The vision

Connecticut’s educators have the preparation and ongoing support needed to implement student-centered, mastery-based education.

Why is this important?

Videos by TedxTalks

Effective educators have a dramatic impact on learning. By some estimates, having a great teacher for two years in a row can push an average student to the 96th achievement percentile.19 Effective principals also have an impact by organizing schools focused on learning, by supporting and strengthening classroom teachers, and ensuring students have the resources they need to learn.20  Successful superintendents set strong goals, align resources with those goals, while providing principals and teachers with the autonomy to achieve those goals.21 To remain effective, educators need strong preparation and credentialing programs and time for ongoing professional learning. Principals and district leaders must ensure schools have the resources to create an environment focused on learning.22

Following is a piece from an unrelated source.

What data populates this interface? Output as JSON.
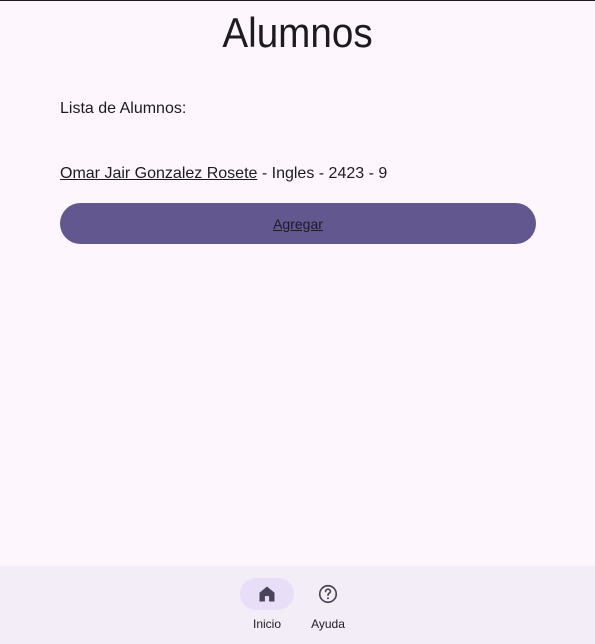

Student-centered teaching is a cultural shift involving virtually every aspect of what goes on in a school and district.

The Core Elements of Teaching Practice in Student-Centered Learning*

* Teachers at Work; Six Exemplars of Everyday Practice; Barbara Cervone and Kathleen Cushman, The Students at the Center Series.

Strong relationships with students

  • Teacher-student advisement
  • Forms of trust, respect, and inclusiveness
  • Easy contact among students and teachers
  • Reaching out to families
  • Connecting students with community

Anytime, anywhere and real world learning

  • Flexible schedules
  • Community internships
  • Curricular projects that engage the world outside school

Personalization and choice in curricular tasks

  • Personal learning plans
  • Substantial choice in curricular tasks
  • Opportunities to show mastery in varied ways
  • Independent projects that build on special interests

Technology that is integral to teaching and learning

  • Online learning adapted to individual student needs
  • Online tools that promote student collaboration
  • Email

Appropriate challenge levels for each learner

  • Scaffolding
  • Differentiated instruction
  • Supporting students with special needs
  • Focusing on habits of practice and revision so that students push themselves

Clear, timely assessment and support

  • “Just in time” feedback
  • Gateways and exhibitions
  • Customized assessments
  • Student feedback on curriculum and instructions

Supporting social and emotional growth

  • Educating the “whole child” – and knowing students well
  • Student reflection
  • Engaging peers
  • Coaching students on presenting themselves publicly

Fostering autonomy and lifelong learning

  • Building students’ skills around planning, time management, self-pacing, persistence, self organizing, and taking initiative
  • Learning to learn


19     Marzano, R. J. (2003). What works in schools: Translating research into action. Alexandria, VA: Association for Supervision and Curriculum Development.

20     Leithwood, K., Seashore Louis, K., Anderson, S. & Wahlstrom, K. (2004). How Leadership Influences Student Learning. New York, NY: The Wallace Foundation.

21     Waters, T., & Marzano, R. (2006). School District Leadership That Works: The Effect of Superintendent Leadership on Student Achievement. Aurora, CO: McREL.

22     Darling-Hammond, L., LaPointe, M.A., Meyerson, D., Orr, M.T. & Cohen, C. (2007). Preparing Leaders for a Changing World: Lessons from Exemplary Leadership Development Programs. Stanford, CA: Stanford University.